Pillay said they had already been buried and she never got to say goodbye.
When she was discharged from hospital, she lived with her maternal grandparents, Paul and Papa Nair, and her aunt, Lilly Joseph.
“My grandfather was an evangelist and he taught me about prayer and that helped me cope with the tragedy. He died a few years later. But as I got older, I kept on feeling like I did not belong or fit in anywhere because I had no parents or siblings. I often questioned why this had happened to me.”
She had become a rebel, she admitted. “My family could not handle my behaviour and when I was 17, a social worker placed me in the School for Industries in Newcastle.
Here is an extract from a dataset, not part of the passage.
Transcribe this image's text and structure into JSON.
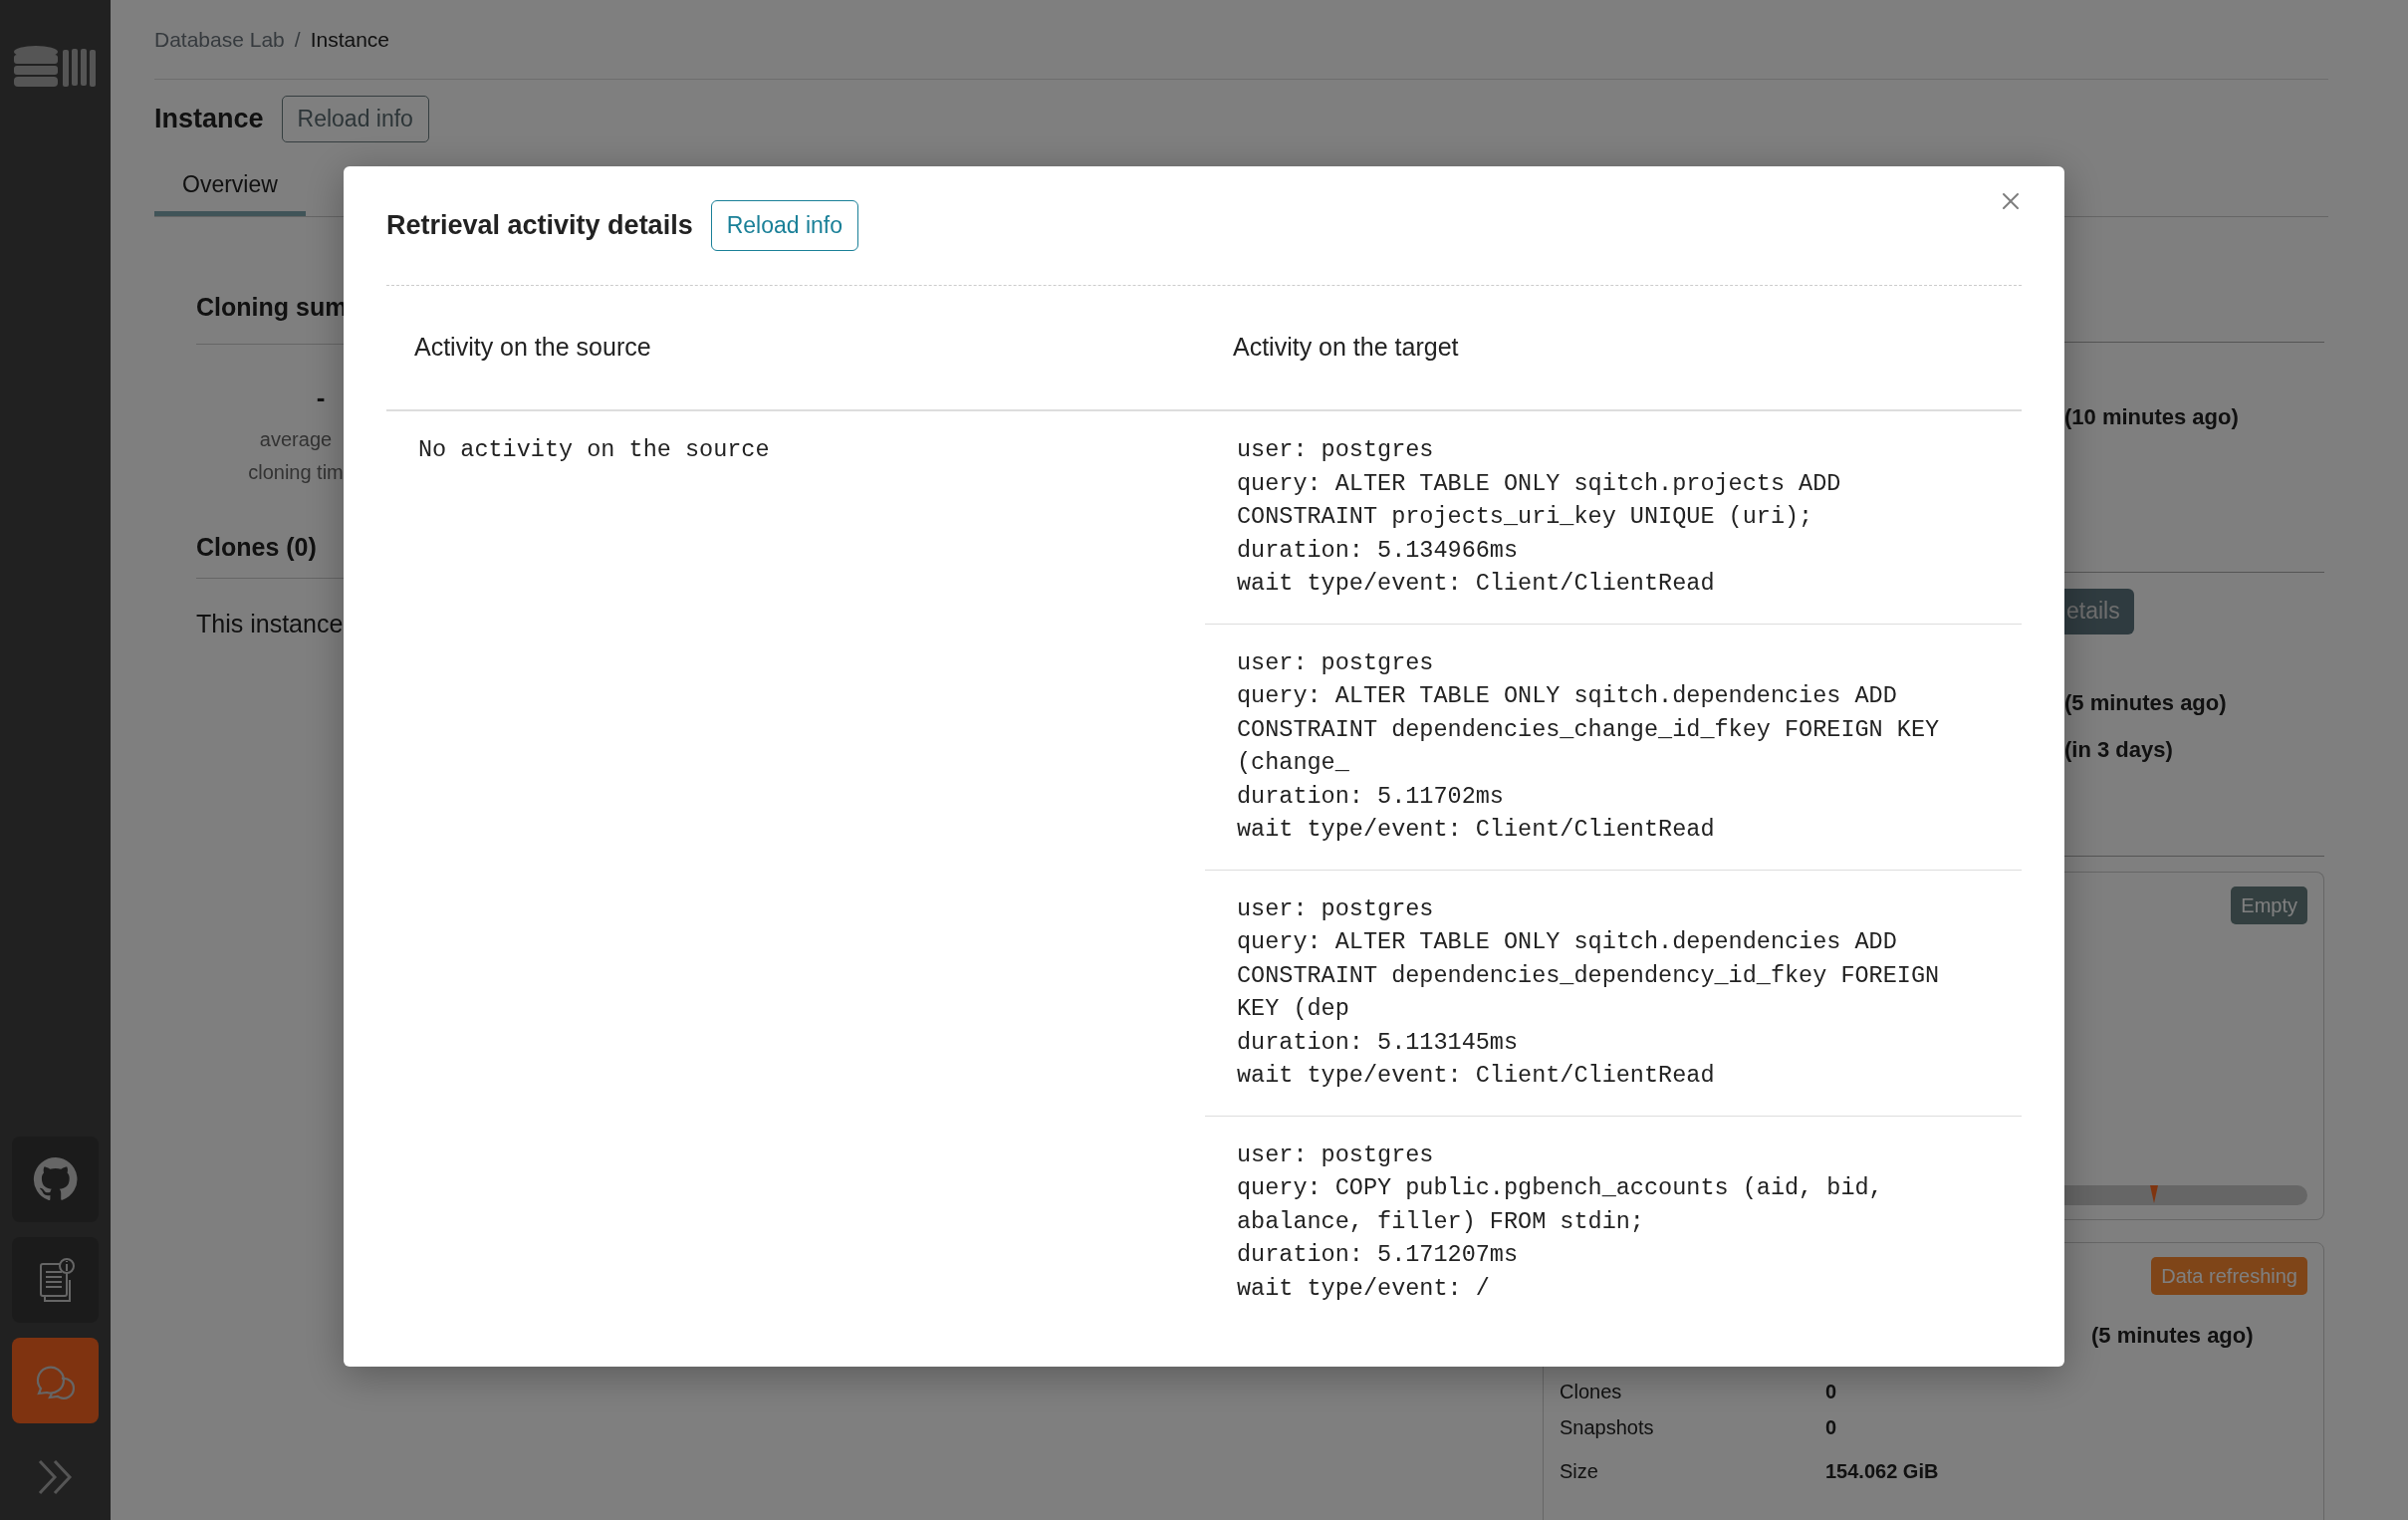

It was here that I completed my matric. I agreed to go because I just wanted to be alone.”
After a year, Pillay returned to her grandparents’ home but as things started to settle for her, she was dealt another blow when her grandmother died and she was left with no place to go.
“Given my rebelliousness in the past, my family was not willing to take me in. This is when I met my husband. He was a family friend and asked me to move in at his family’s home in KwaDukuza.”
Having no other option, Pillay agreed. A year later they married and had three children – Jade, now 27, an electrician, Daniel, 21, a boilermaker and part-time photographer and DJ, and Raphael, 15.
“We had a good life but in 2003, my husband died and yet again my life was thrown into turmoil. Raphael was only 11 months old. I moved out of KwaDukuza and to Sandfields (oThongathi). With the financial help of my husband’s family, I managed to rent a small outbuilding for us.”
Pillay said for two and a half years they paid her rent and bought her food – as well as things she needed for her baby.
“When Raphael turned 3, I left him with a caregiver. I got a job as a cleaner at a resort and would do cooking for them as well. Life once again started getting better. With my family, we built a home for ourselves. Jade got married and had a daughter. I was so proud.”
Pillay said she recently took a job as a chef in Richards Bay and relocated with her sons.
“It is still a painful chapter of my life but with prayer I have made peace with all that has happened. I have never visited the crash site but I went to the grave site a few times. It is very emotional for us.”
RIGHT: Daphne Pillaywith her husband Indran, daughter Jade and sons Daniel andRaphael.LEFT: The newspaper clipping that appeared in Post Natal in 1974.FAR LEFT: Daphne Pillay, who recently turned 50, miraculously survived an accident 45 years ago, which wiped out her family, including her parents and siblings.